What would Anarchy look like if we simply started calling it Faith?
To the best of my knowledge they haven’t yet been labeled. “They” are Justin Taylor, Joshua Cohen, Blake Butler, Mike Young, Zachary German, Tao Lin, Stephen Elliott, and others. I think of these talented contemporary writers as a collective of artists linked not by geography or, really, style, but by techno-proximity, their strong online/virtual presences. They write for similarly hip, erudite, and engaging websites (most notably HTMLGIANT and The Rumpus, pages that Rumpus editor Stephen Elliott has referred to as “sister sites”). One doesn’t have to wait for an author interview to learn their influences; an early excitement of reading Taylor’s fantastic new, debut novel, The Gospel of Anarchy, comes from reading the G.K. Chesterton epigraph. Seeing it, my mind traveled back to the fall of 2009, no doubt when Taylor was writing/finishing/polishing his novel for submission to his editor at Harper Perennial. On HTMLGIANT, he posted a series of Chesterton “Power Quotes” (the epigraph not among them). I didn’t know it at the time, but by reading a blog I was seeing the gears turning in the great machinery of creation, creativity. I was watching part of the process: an author attempting to understand and define his own work through the words of another. This special access granted by the Internet, along with their formidable talent, make this group of writers distinct from any previous.
The Gospel of Anarchy knocked me flat, and signals Taylor as a prominent voice of the unnamed movement referred to above. I had read most of Taylor’s short fiction from last year’s much-heralded collection, Everything Here Is The Best Thing Ever, and liked them enough. His voice, though, carries exceptionally well, better even, for the novel-length.
The novel’s rambling story (and it does ramble, from an ontological investigation of 90s internet pornography to dumpster diving, orgies to politics, this character to that) surrounds a group of desperate, young, and possibly divinely-inspired anarchists scrounging about northern Florida, just before the turn of the twenty-first century. Drugs are ingested, sermons sermonized, relationships formed and anarchically destroyed. The story takes an abrupt turn after a talismanic journal, written by a revered punk-runaway, is unearthed.

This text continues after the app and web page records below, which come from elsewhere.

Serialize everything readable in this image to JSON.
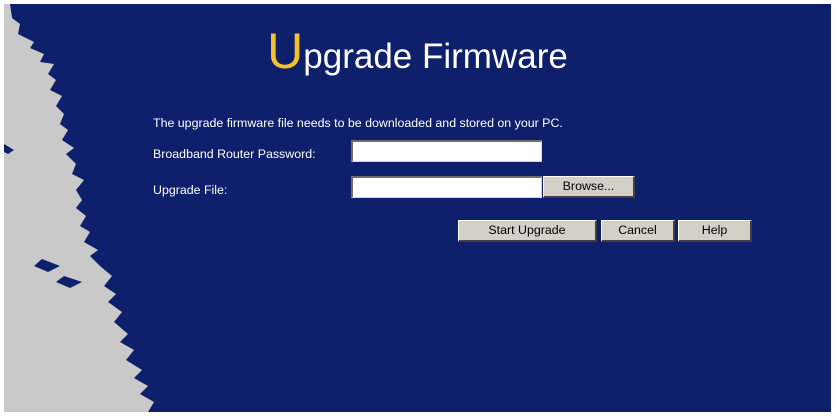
{
  "page": {
    "title_initial": "U",
    "title_rest": "pgrade Firmware",
    "description": "The upgrade firmware file needs to be downloaded and stored on your PC."
  },
  "form": {
    "password_label": "Broadband Router Password:",
    "password_value": "",
    "file_label": "Upgrade File:",
    "file_value": "",
    "browse_label": "Browse..."
  },
  "actions": {
    "start_label": "Start Upgrade",
    "cancel_label": "Cancel",
    "help_label": "Help"
  },
  "colors": {
    "panel_background": "#0e1f6b",
    "title_accent": "#f2c12e",
    "torn_edge": "#c9c9c9"
  }
}
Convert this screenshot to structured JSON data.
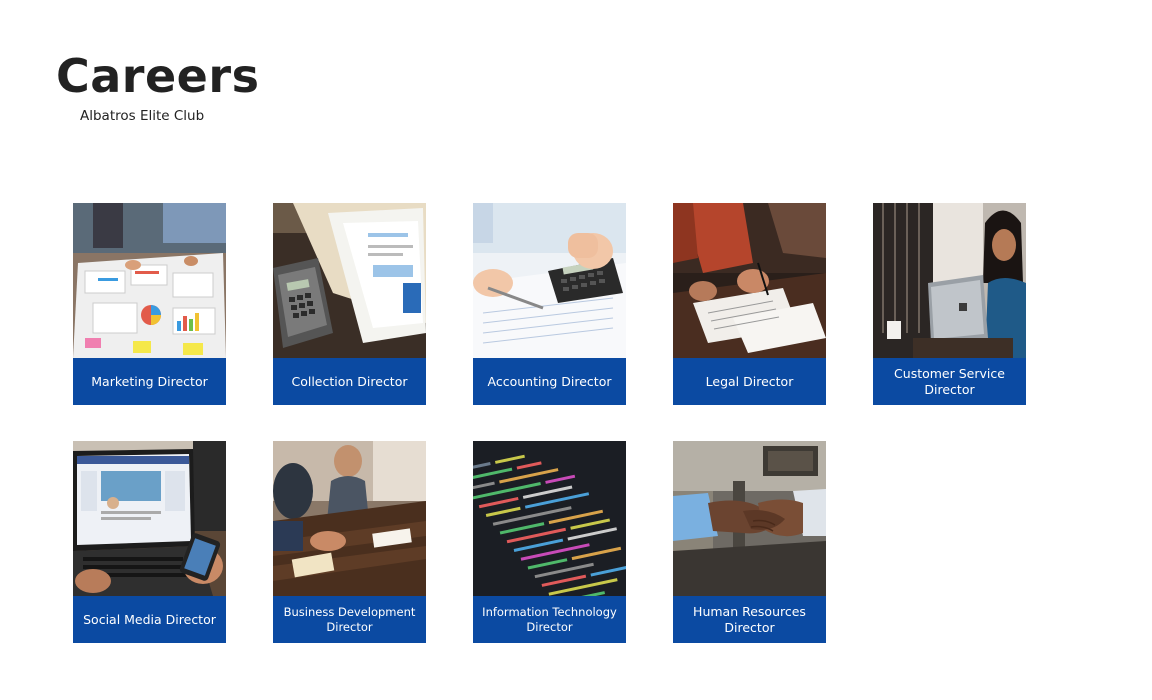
{
  "header": {
    "title": "Careers",
    "subtitle": "Albatros Elite Club"
  },
  "colors": {
    "label_bg": "#0b4aa2",
    "label_text": "#ffffff",
    "title_text": "#222222"
  },
  "cards": [
    {
      "label": "Marketing Director",
      "photo": "marketing-charts-photo"
    },
    {
      "label": "Collection Director",
      "photo": "invoice-calculator-photo"
    },
    {
      "label": "Accounting Director",
      "photo": "calculator-accounting-photo"
    },
    {
      "label": "Legal Director",
      "photo": "signing-documents-photo"
    },
    {
      "label": "Customer Service Director",
      "photo": "woman-laptop-photo"
    },
    {
      "label": "Social Media Director",
      "photo": "laptop-social-media-photo"
    },
    {
      "label": "Business Development Director",
      "photo": "meeting-table-photo"
    },
    {
      "label": "Information Technology Director",
      "photo": "code-screen-photo"
    },
    {
      "label": "Human Resources Director",
      "photo": "handshake-photo"
    }
  ]
}
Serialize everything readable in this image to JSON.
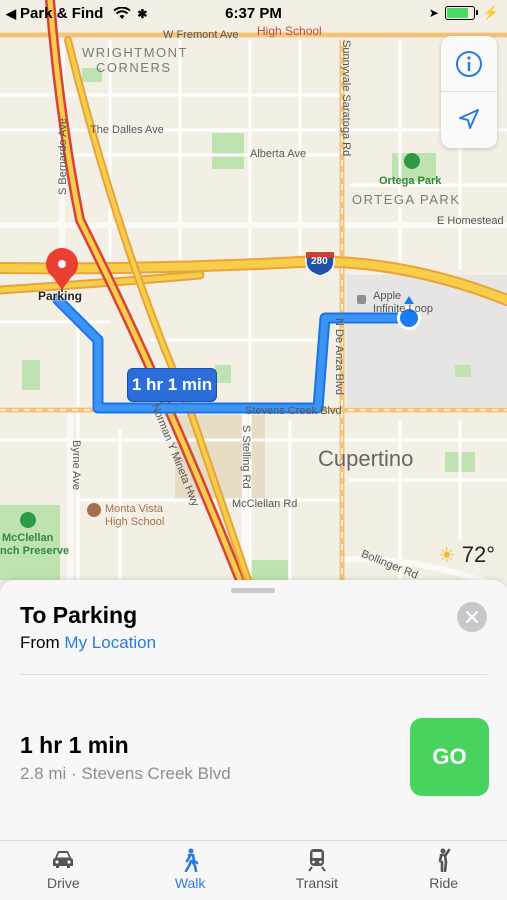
{
  "status_bar": {
    "back_app": "Park & Find",
    "time": "6:37 PM",
    "battery_level": 0.9
  },
  "map": {
    "labels": {
      "fremont_ave": "W Fremont Ave",
      "high_school": "High School",
      "sunnyvale_saratoga": "Sunnyvale Saratoga Rd",
      "wrightmont": "WRIGHTMONT",
      "corners": "CORNERS",
      "the_dalles": "The Dalles Ave",
      "alberta": "Alberta Ave",
      "s_bernardo": "S Bernardo Ave",
      "ortega_park": "Ortega Park",
      "ortega_park_region": "ORTEGA PARK",
      "e_homestead": "E Homestead",
      "highway_280": "280",
      "apple": "Apple",
      "infinite_loop": "Infinite Loop",
      "n_de_anza": "N De Anza Blvd",
      "stevens_creek": "Stevens Creek Blvd",
      "byrne": "Byrne Ave",
      "s_stelling": "S Stelling Rd",
      "norman_mineta": "Norman Y Mineta Hwy",
      "cupertino": "Cupertino",
      "monta_vista_1": "Monta Vista",
      "monta_vista_2": "High School",
      "mcclellan_rd": "McClellan Rd",
      "mcclellan_1": "McClellan",
      "mcclellan_2": "nch Preserve",
      "bollinger": "Bollinger Rd"
    },
    "pin_label": "Parking",
    "route_time": "1 hr 1 min",
    "temperature": "72°"
  },
  "sheet": {
    "title": "To Parking",
    "from_prefix": "From",
    "from_link": "My Location",
    "duration": "1 hr 1 min",
    "distance": "2.8 mi · Stevens Creek Blvd",
    "go_label": "GO"
  },
  "tabs": [
    {
      "label": "Drive",
      "icon": "car-icon"
    },
    {
      "label": "Walk",
      "icon": "walk-icon"
    },
    {
      "label": "Transit",
      "icon": "train-icon"
    },
    {
      "label": "Ride",
      "icon": "ride-icon"
    }
  ],
  "colors": {
    "accent": "#2b7be0",
    "go": "#48d35f",
    "route": "#2f8ff0",
    "freeway": "#f5c04a"
  }
}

The titular “gospel” contains, mostly, ponderous rhetoricals, circular statements, and theses for “Anarchristianity” (“Joy is a better form of prayer than prayer, but prayer is also a better form of joy than joy.”) From there, Taylor explores the paradoxes of belief, the peaks of passion, and the rewards (or lack thereof) of living according to one’s wants.
The book’s acknowledgments page cites Joshua Cohen, whose tome Witz is recalled toward Gospel’s end, when it is suggested that one character has begun to think himself a savior. Cohen expressed his artistic ambition with his book’s epic length, “scope,” as Taylor’s characters often say. The Gospel of Anarchy is, at a compact 238 pages, ambitious, too, but Taylor simply lets his big themes dictate his book’s grandeur. His book actually seems to call for a narrowcasting of vision. His characters dabble in the supernatural so long they lose sight of the natural, physical world. As the novel’s stunning cover evokes, Taylor’s characters frequently don’t see the forest through the trees. What they see may actually be nothing at all.
If Taylor’s plot sounds jejune, as if Gospel is a book only a writer as young as Taylor is permitted to write (or worse, enjoy), one will still find something to like in his prose. Influenced in equal measure by Barry Hannah (“Nobody ever meant for here to be anyplace special”) and DFW (pitch-perfect dialogue), his style is a pleasure to read.
A criticism of Taylor’s novel that’s been expressed at least twice (1, 2) is that his narrative voice is lazily or ineffectively inconsistent. While the third-person shifts that infrequently occur are occasionally jarring, they have the delightful quality of a God-ly, holy distance from the novel’s action, as if the sections are being writ by God himself; not the Judeo-Christian God, but instead the deity whose infinite wisdom and eminence Taylor’s “drunkpunks” spend most of their time lionizing.
Taylor’s novel doesn’t seem to have made as big a splash as his story collection made last year. It should. It’s much better. While he wears his literary influences on the page perhaps a bit too clearly in both books (with Everything… his hero Donald Barthelme, with this novel a host of writers, including blurber Sam Lipsyte), Taylor’s talent is something to closely watch out for. (Besides, I’ve learned from the Internet that Taylor’s a huge fan of Harold Bloom’s criticism, and so is likely very much aware of the “anxiety of influence.”)
In a scene from The Gospel of Anarchy, one of Taylor’s Floridian punks rides her bike around a “solar walk,” a series of sculpted models arranged to resemble the solar system. She thinks: “The sculptures themselves are not especially impressive, but like so many other things in this world, their value is not in what they are so much as in what they represent, or better — point toward.” The Gospel of Anarchy is valuable for what it is, as well as what it points toward, and it’s one of the best books I’ve read in 2011.